Using solar power as an energy alternative has always been considered an environmentally sound option. Now, scientists have created a new use for the sun’s rays.
Engineers from the University of Glasgow have created electronic skin made from graphene — a flexible, material-made graphite — to cover prosthetic hands. The material is considered to be stronger than steel and conducts electricity.
The skin has a transparent, touch-sensitive layer that allows it to absorb 98 percent of sunlight that passes through its surface. Study lead Ravinder Dahiya said attempting to recreate human skin’s properties was a challenge for him and colleagues in his Bendable Electronics and Sensing Technologies (BEST) group.
“Human skin is an incredibly complex system capable of detecting pressure, temperature and texture through an array of neural sensors which carry signals from the skin to the brain,” Dahiya said in a press release. “My colleagues and I have already made significant steps in creating prosthetic prototypes which integrate synthetic skin and are capable of making very sensitive pressure measurements.”
Dahiya said the measurements allow a prosthetic hand to properly grip soft materials, which other prosthetics often struggle to do. Dahiya and the BEST group were able to place cells that generate power, called photovoltaic cells, within the electronic skin.
The team is working to use 3D printing as a way to create affordable and sensitive prosthetic limbs with the help of a student club known as Helping Hands, Dahiya said.
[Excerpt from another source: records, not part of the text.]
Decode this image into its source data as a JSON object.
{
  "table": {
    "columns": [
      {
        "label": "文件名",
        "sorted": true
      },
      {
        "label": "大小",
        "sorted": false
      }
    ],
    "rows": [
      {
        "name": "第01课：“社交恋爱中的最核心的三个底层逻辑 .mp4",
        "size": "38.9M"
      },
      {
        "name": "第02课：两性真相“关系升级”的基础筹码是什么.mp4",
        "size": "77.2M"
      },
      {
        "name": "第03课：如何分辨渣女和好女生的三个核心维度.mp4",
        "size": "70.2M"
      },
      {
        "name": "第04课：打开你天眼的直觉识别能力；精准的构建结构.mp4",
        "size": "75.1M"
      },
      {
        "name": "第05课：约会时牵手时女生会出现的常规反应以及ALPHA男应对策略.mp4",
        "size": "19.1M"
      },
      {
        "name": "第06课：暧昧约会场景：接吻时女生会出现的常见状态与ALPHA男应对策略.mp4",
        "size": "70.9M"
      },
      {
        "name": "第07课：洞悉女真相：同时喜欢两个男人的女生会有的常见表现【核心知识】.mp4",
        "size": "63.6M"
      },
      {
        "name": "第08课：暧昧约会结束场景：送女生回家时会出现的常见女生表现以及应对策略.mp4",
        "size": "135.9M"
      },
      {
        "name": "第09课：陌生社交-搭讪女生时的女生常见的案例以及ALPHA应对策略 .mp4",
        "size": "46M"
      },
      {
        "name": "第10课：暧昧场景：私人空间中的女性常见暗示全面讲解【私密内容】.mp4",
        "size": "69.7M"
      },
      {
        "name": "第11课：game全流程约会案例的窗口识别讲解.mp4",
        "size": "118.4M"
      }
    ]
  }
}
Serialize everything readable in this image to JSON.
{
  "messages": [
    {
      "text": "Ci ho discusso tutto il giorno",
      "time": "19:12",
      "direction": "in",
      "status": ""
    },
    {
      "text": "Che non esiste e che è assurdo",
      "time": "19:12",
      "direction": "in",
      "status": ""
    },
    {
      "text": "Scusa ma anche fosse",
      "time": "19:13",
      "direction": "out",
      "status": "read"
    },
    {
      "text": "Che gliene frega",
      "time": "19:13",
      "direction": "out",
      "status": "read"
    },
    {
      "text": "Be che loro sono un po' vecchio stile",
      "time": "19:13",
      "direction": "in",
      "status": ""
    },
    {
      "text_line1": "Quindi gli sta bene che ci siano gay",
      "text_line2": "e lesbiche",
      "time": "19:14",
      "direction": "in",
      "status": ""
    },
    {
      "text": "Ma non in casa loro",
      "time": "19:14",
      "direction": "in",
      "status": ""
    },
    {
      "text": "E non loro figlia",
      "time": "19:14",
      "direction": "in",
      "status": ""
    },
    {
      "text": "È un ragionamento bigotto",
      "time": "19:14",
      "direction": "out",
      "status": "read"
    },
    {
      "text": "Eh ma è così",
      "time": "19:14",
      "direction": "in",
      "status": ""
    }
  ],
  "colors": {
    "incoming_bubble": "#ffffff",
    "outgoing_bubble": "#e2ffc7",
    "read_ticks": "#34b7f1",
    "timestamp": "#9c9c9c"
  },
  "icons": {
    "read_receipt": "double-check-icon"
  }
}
Thanks to the skin’s transparent layer and sensor cells, it is sensitive to touch and can withstand a broad range of pressure.
The skin requires only 20 nanowatts of power per square centimeter, a standard that can be met by the worst photovoltaic cells on the market. The energy harvested cannot be stored, but Dahiya and his team are working to implement a battery system for the skin.
“The other next step for us is to further develop the power-generation technology which underpins this research and use it to power the motors which drive the prosthetic hand itself. This could allow the creation of an entirely energy-autonomous prosthetic limb,” Dahiya said.
The study was able to test the skin by taking patches, integrating them onto prosthetic hands and observing its responses. The sensors’ stimuli were evaluated by a series of tasks, such as touching and grabbing soft objects.
“Skin capable of touch sensitivity also opens the possibility of creating robots capable of making better decisions about human safety,” Dahiya said. “A robot working on a construction line, for example, is much less likely to accidentally injure a human if it can feel that a person has unexpectedly entered their area of movement and stop before an injury can occur.”
The study was funded by the Engineering and Physical Sciences Research Council and the Scottish Funding Council. It was published in Advanced Functional Materials.